• What you are asked to do:
The listing below should be printed again word for word, without any images.
== == ==
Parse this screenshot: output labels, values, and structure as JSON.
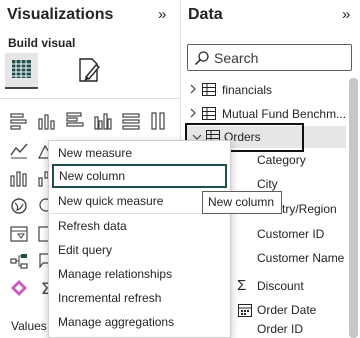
{
  "visualizations": {
    "title": "Visualizations",
    "collapse_icon": "double-chevron-right-icon",
    "build_label": "Build visual",
    "values_label": "Values"
  },
  "data": {
    "title": "Data",
    "collapse_icon": "double-chevron-right-icon",
    "search_placeholder": "Search",
    "tables": [
      {
        "label": "financials",
        "expanded": false
      },
      {
        "label": "Mutual Fund Benchm...",
        "expanded": false
      },
      {
        "label": "Orders",
        "expanded": true
      }
    ],
    "fields": [
      {
        "label": "Category",
        "icon": ""
      },
      {
        "label": "City",
        "icon": ""
      },
      {
        "label": "Country/Region",
        "visible_text": "try/Region",
        "icon": ""
      },
      {
        "label": "Customer ID",
        "icon": ""
      },
      {
        "label": "Customer Name",
        "icon": ""
      },
      {
        "label": "Discount",
        "icon": "sigma-icon"
      },
      {
        "label": "Order Date",
        "icon": "calendar-icon"
      },
      {
        "label": "Order ID",
        "icon": ""
      }
    ]
  },
  "context_menu": {
    "items": [
      {
        "label": "New measure"
      },
      {
        "label": "New column",
        "selected": true
      },
      {
        "label": "New quick measure"
      },
      {
        "label": "Refresh data"
      },
      {
        "label": "Edit query"
      },
      {
        "label": "Manage relationships"
      },
      {
        "label": "Incremental refresh"
      },
      {
        "label": "Manage aggregations"
      }
    ]
  },
  "tooltip": {
    "text": "New column"
  },
  "colors": {
    "selected_border": "#1e4e4f",
    "highlight_border": "#111111",
    "row_selected_bg": "#e6e6e6"
  }
}
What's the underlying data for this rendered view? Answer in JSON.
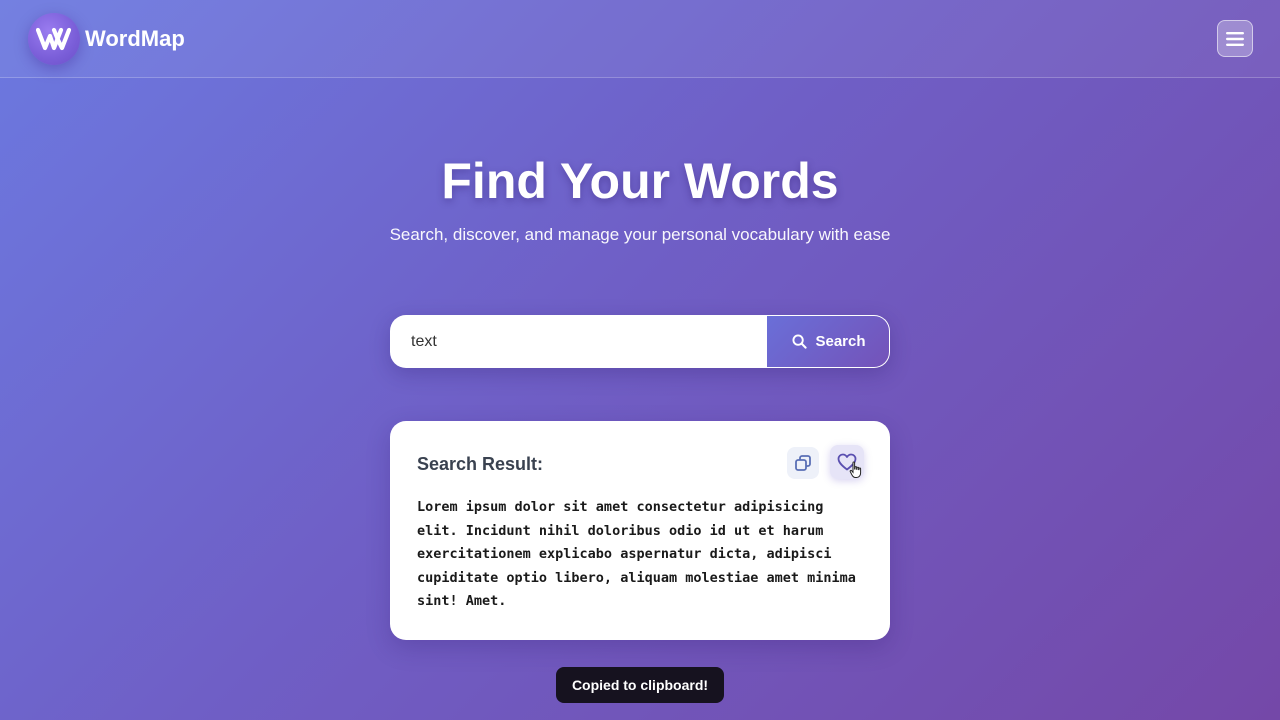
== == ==
• Answer space:
Parse this screenshot: output labels, values, and structure as JSON.
{
  "visualizations": {
    "title": "Visualizations",
    "collapse_icon": "double-chevron-right-icon",
    "build_label": "Build visual",
    "values_label": "Values"
  },
  "data": {
    "title": "Data",
    "collapse_icon": "double-chevron-right-icon",
    "search_placeholder": "Search",
    "tables": [
      {
        "label": "financials",
        "expanded": false
      },
      {
        "label": "Mutual Fund Benchm...",
        "expanded": false
      },
      {
        "label": "Orders",
        "expanded": true
      }
    ],
    "fields": [
      {
        "label": "Category",
        "icon": ""
      },
      {
        "label": "City",
        "icon": ""
      },
      {
        "label": "Country/Region",
        "visible_text": "try/Region",
        "icon": ""
      },
      {
        "label": "Customer ID",
        "icon": ""
      },
      {
        "label": "Customer Name",
        "icon": ""
      },
      {
        "label": "Discount",
        "icon": "sigma-icon"
      },
      {
        "label": "Order Date",
        "icon": "calendar-icon"
      },
      {
        "label": "Order ID",
        "icon": ""
      }
    ]
  },
  "context_menu": {
    "items": [
      {
        "label": "New measure"
      },
      {
        "label": "New column",
        "selected": true
      },
      {
        "label": "New quick measure"
      },
      {
        "label": "Refresh data"
      },
      {
        "label": "Edit query"
      },
      {
        "label": "Manage relationships"
      },
      {
        "label": "Incremental refresh"
      },
      {
        "label": "Manage aggregations"
      }
    ]
  },
  "tooltip": {
    "text": "New column"
  },
  "colors": {
    "selected_border": "#1e4e4f",
    "highlight_border": "#111111",
    "row_selected_bg": "#e6e6e6"
  }
}
What's the underlying data for this rendered view? Answer in JSON.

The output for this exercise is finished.